Big Stakes for Sandbox in "Big Money"

Could you game a system if it meant big money?

Photo by Matthew Glover.
If you're a person of a certain age (aka you were raised prior to the predominance of satellite or cable TV), at some point you had a gameshow day. You were 8, you had the chicken pox, and mom or dad took a much needed day to nap while you sat on the couch eating over-salted, canned Campbell's chicken noodle soup watching bad talk shows and even worse TV game shows*. Despite their utter mediocrity, however, there was something about the democratic idea that anyone with half a brain could earn some much needed money that was compelling, riveting in the right circumstances, and a welcome distraction from the real-time realities of managing money in America.

Big Money, the new production from Sandbox Theater (showing at Park Square), re-imagines the real-life story of Michael Larson, a Class A swindler who won $110,000 playing Press Your Luck in what was (at the time in 1984) the largest amount of money ever won on a game show. Big Money begins with the story behind the Press Your Luck win, showing Larson's obsession with non-working** and the effects it has on his family. Although the Press Your Luck win brings a much needed financial balm to the troubled family's woes, it's not enough to save it; between Michael's poor financial and filial management and the end of his wife's patience, Michael ends up on the run from the Feds, fatally ill and completely alone. It's a cautionary tale that quick money is never really "yours," family and relationships are far more important than cash, and the most important things in life can't be bought.
Photo by Matthew Glover.
The Sandbox Theatre cast approaches Big Money with wink and a smile, with each actor finding the humor in their parts. Peter Heeringa does a good job playing Michael Larson, finding the humanity even in Larson's most crazed moments. You can't help but kind of like the guy, and to empathize with his feelings; who among us would work every day if we didn't really need to? Michael isn't necessarily "right," but he really demonstrates the truth behind human nature and the fluidity of morality. Much of this is contrasted well by Sarah Parker as Michael's Wife Teresa. Parker has a stern demeanor that grounds her passionate feelings about Michael's lack of ambition and brings a level-headed opposition to his harebrained schemes.

The rest of the cast (Eric Weiman, Emma Larson, Cameron Mielicke and Cortez Owens) cycle through various supporting parts as bank tellers, audience members, fellow game show contestants and employees, network executives and family members.
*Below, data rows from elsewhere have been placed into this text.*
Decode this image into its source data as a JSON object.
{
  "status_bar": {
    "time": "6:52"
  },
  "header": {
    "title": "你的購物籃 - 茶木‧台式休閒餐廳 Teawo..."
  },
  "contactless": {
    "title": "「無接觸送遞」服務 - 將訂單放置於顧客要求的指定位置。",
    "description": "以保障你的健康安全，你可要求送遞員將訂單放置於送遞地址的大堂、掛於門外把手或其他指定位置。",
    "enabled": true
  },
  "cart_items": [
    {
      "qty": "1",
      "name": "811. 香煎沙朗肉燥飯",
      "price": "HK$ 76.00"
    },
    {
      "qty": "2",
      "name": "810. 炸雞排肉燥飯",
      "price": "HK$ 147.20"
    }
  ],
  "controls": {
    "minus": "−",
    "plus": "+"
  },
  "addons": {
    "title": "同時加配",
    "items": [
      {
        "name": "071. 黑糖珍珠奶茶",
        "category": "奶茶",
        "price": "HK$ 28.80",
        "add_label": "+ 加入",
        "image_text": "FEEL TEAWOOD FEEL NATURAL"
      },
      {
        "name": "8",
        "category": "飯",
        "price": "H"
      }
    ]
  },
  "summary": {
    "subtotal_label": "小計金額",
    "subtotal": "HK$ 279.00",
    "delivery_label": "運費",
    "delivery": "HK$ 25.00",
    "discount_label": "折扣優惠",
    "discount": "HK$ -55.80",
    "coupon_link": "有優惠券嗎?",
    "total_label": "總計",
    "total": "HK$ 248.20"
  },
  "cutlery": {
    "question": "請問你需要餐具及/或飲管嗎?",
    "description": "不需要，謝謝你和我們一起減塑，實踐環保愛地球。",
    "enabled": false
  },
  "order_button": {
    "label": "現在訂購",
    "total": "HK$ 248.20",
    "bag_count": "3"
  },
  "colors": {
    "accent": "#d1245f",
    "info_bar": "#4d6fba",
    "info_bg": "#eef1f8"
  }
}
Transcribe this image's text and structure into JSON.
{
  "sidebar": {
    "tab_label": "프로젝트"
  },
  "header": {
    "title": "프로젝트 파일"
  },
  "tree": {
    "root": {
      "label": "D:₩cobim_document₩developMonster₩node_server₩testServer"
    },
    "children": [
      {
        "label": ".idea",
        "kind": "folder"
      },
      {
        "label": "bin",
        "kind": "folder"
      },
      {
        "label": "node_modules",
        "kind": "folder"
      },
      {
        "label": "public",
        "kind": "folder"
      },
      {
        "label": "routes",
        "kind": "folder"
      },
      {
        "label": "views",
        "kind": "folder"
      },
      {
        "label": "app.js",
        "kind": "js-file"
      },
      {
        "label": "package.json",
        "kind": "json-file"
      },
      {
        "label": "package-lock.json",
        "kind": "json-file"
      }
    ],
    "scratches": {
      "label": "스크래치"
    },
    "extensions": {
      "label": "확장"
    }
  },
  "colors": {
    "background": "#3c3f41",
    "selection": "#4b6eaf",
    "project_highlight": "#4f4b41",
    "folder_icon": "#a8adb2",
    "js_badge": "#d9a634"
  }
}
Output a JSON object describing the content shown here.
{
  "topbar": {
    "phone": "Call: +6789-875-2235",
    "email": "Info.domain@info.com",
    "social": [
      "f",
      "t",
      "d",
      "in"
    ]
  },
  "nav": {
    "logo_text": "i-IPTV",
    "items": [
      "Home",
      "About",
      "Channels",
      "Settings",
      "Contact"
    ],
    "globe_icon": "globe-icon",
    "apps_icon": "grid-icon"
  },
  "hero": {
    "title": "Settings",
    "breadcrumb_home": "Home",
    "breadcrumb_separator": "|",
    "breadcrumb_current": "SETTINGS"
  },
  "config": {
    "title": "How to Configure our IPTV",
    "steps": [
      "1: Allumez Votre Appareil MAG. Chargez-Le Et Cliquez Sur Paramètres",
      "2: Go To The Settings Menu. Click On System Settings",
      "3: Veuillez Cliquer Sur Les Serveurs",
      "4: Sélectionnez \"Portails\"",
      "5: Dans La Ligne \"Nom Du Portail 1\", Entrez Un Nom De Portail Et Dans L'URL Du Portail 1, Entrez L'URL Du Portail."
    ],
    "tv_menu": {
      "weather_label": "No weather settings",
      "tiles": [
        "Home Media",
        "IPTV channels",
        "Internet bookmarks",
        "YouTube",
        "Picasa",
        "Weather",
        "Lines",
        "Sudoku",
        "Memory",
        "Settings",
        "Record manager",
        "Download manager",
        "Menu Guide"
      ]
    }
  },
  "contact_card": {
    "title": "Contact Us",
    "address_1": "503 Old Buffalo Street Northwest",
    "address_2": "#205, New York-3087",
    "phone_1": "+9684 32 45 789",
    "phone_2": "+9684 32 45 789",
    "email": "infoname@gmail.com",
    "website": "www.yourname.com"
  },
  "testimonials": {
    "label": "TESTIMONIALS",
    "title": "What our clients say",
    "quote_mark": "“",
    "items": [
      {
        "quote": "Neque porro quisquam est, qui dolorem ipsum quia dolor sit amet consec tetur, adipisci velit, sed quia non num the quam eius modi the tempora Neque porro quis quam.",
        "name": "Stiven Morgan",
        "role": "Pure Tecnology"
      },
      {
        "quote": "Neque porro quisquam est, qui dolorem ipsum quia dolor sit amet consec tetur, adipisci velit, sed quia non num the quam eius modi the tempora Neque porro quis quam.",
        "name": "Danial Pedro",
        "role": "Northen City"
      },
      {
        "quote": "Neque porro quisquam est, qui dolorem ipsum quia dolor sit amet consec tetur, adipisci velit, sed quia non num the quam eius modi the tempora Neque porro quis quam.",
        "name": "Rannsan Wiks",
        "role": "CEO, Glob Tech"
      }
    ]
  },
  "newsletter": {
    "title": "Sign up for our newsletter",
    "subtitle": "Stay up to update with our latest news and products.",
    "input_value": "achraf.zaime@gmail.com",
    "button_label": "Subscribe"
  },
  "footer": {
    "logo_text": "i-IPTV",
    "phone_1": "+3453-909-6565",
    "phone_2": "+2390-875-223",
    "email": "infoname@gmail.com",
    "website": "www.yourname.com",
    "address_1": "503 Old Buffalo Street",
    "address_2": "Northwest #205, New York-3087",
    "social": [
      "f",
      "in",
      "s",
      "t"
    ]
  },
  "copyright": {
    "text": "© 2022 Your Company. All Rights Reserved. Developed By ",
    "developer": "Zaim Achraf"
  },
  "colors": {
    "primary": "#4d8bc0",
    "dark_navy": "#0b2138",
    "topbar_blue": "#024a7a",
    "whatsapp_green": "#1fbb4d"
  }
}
They each find ways to make the most of their time on stage and provide a lot of humor in between the seriousness of Michael's gaming obsessions.

The production design is relatively sparse, most notable for some floating, lighted panels at the back of the stage meant to mimic the Press Your Luck gameboard. They provide a jeweled contrast to the darkness of the theater, and are used with pointed lighting to illuminate various clues to Big Money's plotline. Piles of cash, simple costuming and basic tables and stools make up the rest of of the spare set, and it's all the show really needs; the focus here is on Michael and his scheming, and that's more than enough to keep you occupied.
Photo by Matthew Glover. 
Big Money is one of those stories that digs in after it's done. Much like other famous swindling stories (The Wolf of Wall Street, Catch Me If You Can, etc.), there is something delicious about Michael Larson's refusal to play by the rules. In the age of the 99% versus the 1%, Occupy Wall Street, Bank Bailouts and the financial disaster that is anything labeled Trump, why shouldn't an ordinary citizen be able to play the system? Is Michael Larson's refusal to "work" really that much worse than the runner of a Ponzi scheme or a derivatives-based stock sale? It's certain by the end of Big Money that Michael's life is in shambles, but it's easy to see why he did what he did. Big Money is an entertaining look at the ethics of gameshows and gambling with your life; it runs at Park Square Theater through January 28. For more information or to buy tickets, click on this link.

*I know some of you have much love for the Pat Sajaks and Bob Barkers and Alex Trebeks of the world but sorry guys, bad TV is bad TV - even if you love it. Just embrace it.

**Which, ironically, was far more work than just working itself would have been.